- [EXTRACTED RECORDS]:
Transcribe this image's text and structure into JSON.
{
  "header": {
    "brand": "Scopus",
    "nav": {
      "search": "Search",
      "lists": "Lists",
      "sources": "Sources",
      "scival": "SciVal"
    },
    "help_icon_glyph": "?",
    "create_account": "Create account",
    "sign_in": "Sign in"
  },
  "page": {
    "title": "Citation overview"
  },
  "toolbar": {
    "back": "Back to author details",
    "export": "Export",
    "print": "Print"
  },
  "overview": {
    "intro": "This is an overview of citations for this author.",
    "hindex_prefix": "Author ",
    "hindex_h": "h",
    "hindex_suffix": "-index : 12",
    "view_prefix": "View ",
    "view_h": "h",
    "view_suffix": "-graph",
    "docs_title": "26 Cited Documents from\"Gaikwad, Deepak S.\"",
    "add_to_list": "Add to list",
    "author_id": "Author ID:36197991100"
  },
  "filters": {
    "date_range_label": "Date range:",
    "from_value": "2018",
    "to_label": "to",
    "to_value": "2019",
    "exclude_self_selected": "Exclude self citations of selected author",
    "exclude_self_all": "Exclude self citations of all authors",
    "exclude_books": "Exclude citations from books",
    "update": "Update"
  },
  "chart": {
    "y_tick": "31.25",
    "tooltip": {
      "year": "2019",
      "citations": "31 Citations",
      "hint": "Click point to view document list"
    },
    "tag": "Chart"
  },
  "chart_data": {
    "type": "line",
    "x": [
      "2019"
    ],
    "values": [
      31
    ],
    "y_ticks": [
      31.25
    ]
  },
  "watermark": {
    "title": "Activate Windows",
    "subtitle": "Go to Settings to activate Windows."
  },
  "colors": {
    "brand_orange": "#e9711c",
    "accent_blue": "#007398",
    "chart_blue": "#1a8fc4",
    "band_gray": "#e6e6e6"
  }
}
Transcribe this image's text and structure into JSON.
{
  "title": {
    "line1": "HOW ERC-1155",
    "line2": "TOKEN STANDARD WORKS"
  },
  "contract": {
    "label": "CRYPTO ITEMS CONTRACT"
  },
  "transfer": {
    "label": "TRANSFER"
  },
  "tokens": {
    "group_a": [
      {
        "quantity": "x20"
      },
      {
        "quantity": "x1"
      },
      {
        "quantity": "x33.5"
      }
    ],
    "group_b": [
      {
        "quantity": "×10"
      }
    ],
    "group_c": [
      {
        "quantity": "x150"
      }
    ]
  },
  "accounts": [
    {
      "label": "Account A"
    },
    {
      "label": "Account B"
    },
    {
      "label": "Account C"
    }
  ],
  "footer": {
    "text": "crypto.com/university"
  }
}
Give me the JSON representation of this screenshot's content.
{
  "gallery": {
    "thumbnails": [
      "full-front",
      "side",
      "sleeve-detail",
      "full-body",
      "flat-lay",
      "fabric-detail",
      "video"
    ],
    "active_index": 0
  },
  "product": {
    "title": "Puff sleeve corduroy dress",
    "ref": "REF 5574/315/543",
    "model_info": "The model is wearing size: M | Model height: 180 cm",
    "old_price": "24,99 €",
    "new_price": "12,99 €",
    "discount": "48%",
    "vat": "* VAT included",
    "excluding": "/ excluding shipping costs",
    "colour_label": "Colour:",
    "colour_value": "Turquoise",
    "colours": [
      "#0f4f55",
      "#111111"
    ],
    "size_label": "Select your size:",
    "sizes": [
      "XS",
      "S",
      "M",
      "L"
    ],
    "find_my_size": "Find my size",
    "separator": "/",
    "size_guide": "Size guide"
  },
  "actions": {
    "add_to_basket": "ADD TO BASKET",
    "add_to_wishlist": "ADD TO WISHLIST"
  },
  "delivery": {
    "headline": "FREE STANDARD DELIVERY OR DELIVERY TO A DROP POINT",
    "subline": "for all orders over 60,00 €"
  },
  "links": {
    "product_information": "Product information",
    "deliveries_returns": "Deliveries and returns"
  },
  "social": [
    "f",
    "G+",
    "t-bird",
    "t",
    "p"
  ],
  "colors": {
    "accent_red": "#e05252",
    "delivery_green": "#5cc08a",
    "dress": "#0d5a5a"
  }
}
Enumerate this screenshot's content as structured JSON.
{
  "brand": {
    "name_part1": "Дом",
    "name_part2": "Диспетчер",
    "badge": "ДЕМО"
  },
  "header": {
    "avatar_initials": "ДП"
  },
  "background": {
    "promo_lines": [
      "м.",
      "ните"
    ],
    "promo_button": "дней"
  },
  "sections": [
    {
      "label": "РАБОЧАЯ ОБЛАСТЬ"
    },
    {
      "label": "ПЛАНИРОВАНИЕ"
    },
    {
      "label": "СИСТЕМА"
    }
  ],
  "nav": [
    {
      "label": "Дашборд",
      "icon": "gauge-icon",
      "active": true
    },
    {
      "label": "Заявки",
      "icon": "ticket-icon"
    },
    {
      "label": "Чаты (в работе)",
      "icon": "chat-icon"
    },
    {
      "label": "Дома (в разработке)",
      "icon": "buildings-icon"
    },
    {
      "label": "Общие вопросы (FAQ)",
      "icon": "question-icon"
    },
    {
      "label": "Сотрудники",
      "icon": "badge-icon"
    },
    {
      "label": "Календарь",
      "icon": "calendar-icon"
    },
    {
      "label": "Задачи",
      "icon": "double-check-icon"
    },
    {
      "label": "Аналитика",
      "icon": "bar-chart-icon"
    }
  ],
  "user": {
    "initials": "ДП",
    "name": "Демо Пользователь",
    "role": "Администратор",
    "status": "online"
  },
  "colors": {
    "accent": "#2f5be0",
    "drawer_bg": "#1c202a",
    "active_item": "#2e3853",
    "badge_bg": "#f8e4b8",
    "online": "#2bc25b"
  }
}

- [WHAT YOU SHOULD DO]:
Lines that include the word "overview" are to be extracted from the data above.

- [SOLUTION]:
    "title": "Citation overview"
  "overview": {
    "intro": "This is an overview of citations for this author.",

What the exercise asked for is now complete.